__Aim of the task__:
Look through the records and copy each line with the string "title" in it.

[Dataset entries]
************

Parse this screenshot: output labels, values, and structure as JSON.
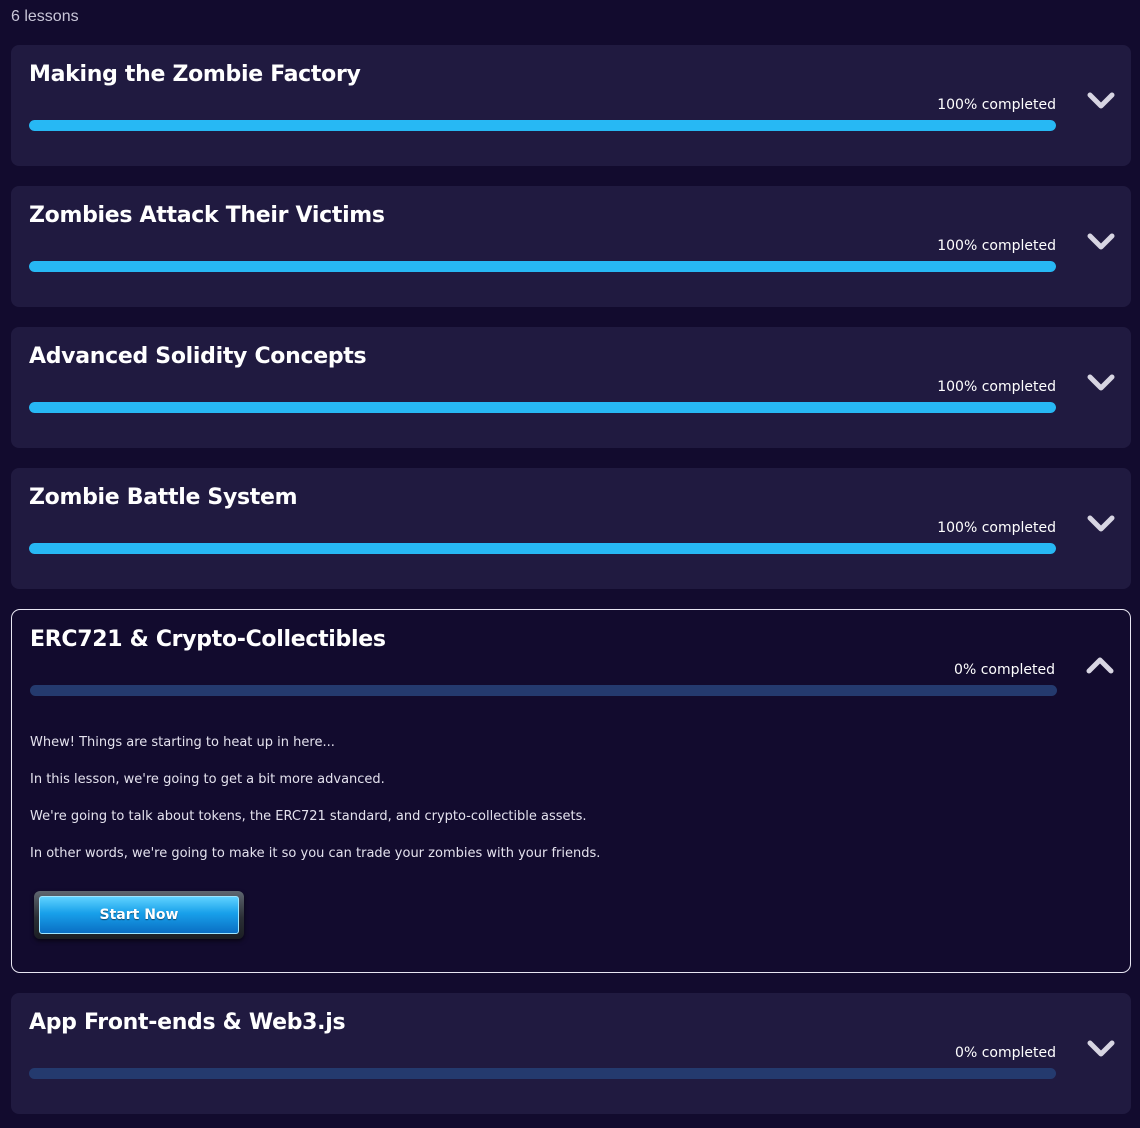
{
  "header": {
    "lessons_count": "6 lessons"
  },
  "colors": {
    "progress_fill": "#27b8f4",
    "progress_track": "#243a6e",
    "card_bg": "#201a40",
    "page_bg": "#120b2e"
  },
  "lessons": [
    {
      "title": "Making the Zombie Factory",
      "status": "100% completed",
      "progress": 1.0,
      "expanded": false,
      "toggle_icon": "chevron-down-icon"
    },
    {
      "title": "Zombies Attack Their Victims",
      "status": "100% completed",
      "progress": 1.0,
      "expanded": false,
      "toggle_icon": "chevron-down-icon"
    },
    {
      "title": "Advanced Solidity Concepts",
      "status": "100% completed",
      "progress": 1.0,
      "expanded": false,
      "toggle_icon": "chevron-down-icon"
    },
    {
      "title": "Zombie Battle System",
      "status": "100% completed",
      "progress": 1.0,
      "expanded": false,
      "toggle_icon": "chevron-down-icon"
    },
    {
      "title": "ERC721 & Crypto-Collectibles",
      "status": "0% completed",
      "progress": 0.0,
      "expanded": true,
      "toggle_icon": "chevron-up-icon",
      "description": [
        "Whew! Things are starting to heat up in here...",
        "In this lesson, we're going to get a bit more advanced.",
        "We're going to talk about tokens, the ERC721 standard, and crypto-collectible assets.",
        "In other words, we're going to make it so you can trade your zombies with your friends."
      ],
      "button_label": "Start Now"
    },
    {
      "title": "App Front-ends & Web3.js",
      "status": "0% completed",
      "progress": 0.0,
      "expanded": false,
      "toggle_icon": "chevron-down-icon"
    }
  ]
}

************

__Reply to the task__:
      "title": "Making the Zombie Factory",
      "title": "Zombies Attack Their Victims",
      "title": "Advanced Solidity Concepts",
      "title": "Zombie Battle System",
      "title": "ERC721 & Crypto-Collectibles",
      "title": "App Front-ends & Web3.js",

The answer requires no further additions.